Entresto, a combination of sacubitril and valsartan, could not beat out valsartan alone in an outcomes head-to-head for severe heart failure patients with a reduced ejection fraction (HFrEF), according to data presented Monday at the virtual American College of Cardiology meeting.

Matt Gline (L) and Vivek Ramaswamy

In­sid­er ac­count of Roivan­t's SPAC deal — and that $7.3B val­u­a­tion — re­veals a few se­crets as Matt Gline po­si­tions the com­pa­ny as the new ‘Big Phar­ma’

It was Oct. 7, 2020, and Matt Gline wasn’t wasting any time.

The CEO of Roivant had word that KKR vet Jim Momtazee’s SPAC had priced late the night before, triggering a green light for anyone interested in pursuing a big check for future operations and riding the financial instrument to Nasdaq. So he wrote a quick email congratulating Momtazee, whom he knew, for the launch.

Oh, and maybe Momtazee would like to schedule something with Gline and his executive chairman, Roivant founder Vivek Ramaswamy, to chat about Roivant and its business?

Endpoints Premium

Premium subscription required

Unlock this article along with other benefits by subscribing to one of our paid plans.

$DNA is once again on NYSE; FDA clears Soliris chal­lenger for the mar­ket; Flag­ship’s think­ing big again with eR­NA; and more

Welcome back to Endpoints Weekly, your review of the week’s top biopharma headlines. Want this in your inbox every Saturday morning? Current Endpoints readers can visit their reader profile to add Endpoints Weekly. New to Endpoints? Sign up here.
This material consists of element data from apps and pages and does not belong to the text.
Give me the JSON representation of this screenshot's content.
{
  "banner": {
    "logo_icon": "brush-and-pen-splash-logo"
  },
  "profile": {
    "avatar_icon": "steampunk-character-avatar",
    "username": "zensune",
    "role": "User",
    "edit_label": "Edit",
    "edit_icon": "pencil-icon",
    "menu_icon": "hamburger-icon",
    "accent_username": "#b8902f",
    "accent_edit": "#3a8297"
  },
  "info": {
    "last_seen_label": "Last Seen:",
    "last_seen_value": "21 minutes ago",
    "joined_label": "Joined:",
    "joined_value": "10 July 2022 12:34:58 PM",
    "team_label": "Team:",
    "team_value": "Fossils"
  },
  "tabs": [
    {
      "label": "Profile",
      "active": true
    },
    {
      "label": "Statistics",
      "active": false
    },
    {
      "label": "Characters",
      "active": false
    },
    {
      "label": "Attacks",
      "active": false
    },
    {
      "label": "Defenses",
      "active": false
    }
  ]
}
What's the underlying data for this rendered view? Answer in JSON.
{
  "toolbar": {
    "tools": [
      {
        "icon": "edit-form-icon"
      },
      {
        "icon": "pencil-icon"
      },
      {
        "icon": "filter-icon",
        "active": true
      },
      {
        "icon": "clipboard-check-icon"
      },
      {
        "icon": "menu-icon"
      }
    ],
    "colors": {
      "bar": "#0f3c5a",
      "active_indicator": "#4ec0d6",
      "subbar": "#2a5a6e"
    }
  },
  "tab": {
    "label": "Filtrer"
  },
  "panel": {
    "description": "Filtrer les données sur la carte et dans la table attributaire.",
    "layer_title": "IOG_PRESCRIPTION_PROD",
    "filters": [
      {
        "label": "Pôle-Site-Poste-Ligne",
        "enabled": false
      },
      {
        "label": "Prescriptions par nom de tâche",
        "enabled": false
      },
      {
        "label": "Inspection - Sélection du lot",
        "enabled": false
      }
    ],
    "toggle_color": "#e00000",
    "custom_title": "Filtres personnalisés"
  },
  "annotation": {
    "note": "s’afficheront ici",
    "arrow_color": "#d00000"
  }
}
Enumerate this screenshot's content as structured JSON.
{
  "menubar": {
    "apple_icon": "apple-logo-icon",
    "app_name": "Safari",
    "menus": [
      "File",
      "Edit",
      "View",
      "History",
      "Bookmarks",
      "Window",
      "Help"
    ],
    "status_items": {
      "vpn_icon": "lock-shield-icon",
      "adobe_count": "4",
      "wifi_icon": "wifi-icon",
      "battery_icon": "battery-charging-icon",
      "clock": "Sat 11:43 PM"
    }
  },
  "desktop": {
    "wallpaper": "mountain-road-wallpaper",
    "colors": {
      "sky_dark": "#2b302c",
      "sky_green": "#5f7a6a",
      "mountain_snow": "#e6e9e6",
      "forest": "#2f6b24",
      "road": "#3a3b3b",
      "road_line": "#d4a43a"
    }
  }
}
I still remember the uncertainty in the air last year when nobody was sure whether ASCO would cancel their in-person meeting. But it’s now back again for the second virtual conference, and Endpoints News is here for it. Check out our 2-day event reviewing the landscape of cancer R&D and send news our way.

Endpoints News

Keep reading Endpoints with a free subscription

Unlock this story instantly and join 105,400+ biopharma pros reading Endpoints daily — and it's free.

John­son & John­son do­nates Ebo­la vac­cine amid new out­break; Ji Xing promis­es more than $127M for Mile­stone's nasal spray for rapid heart rate

As Johnson & Johnson continues to roll out its Covid-19 shot, the company is also focused on another vaccine.

J&J is donating up to 200,000 doses of its Ebola vaccine regimen developed with Bavarian Nordic to help health authorities deal with a new outbreak in Sierra Leone. The regimen, Zabdeno and Mvabea, was granted prequalification by the WHO in April, which will help accelerate its registration in countries where Ebola is a threat.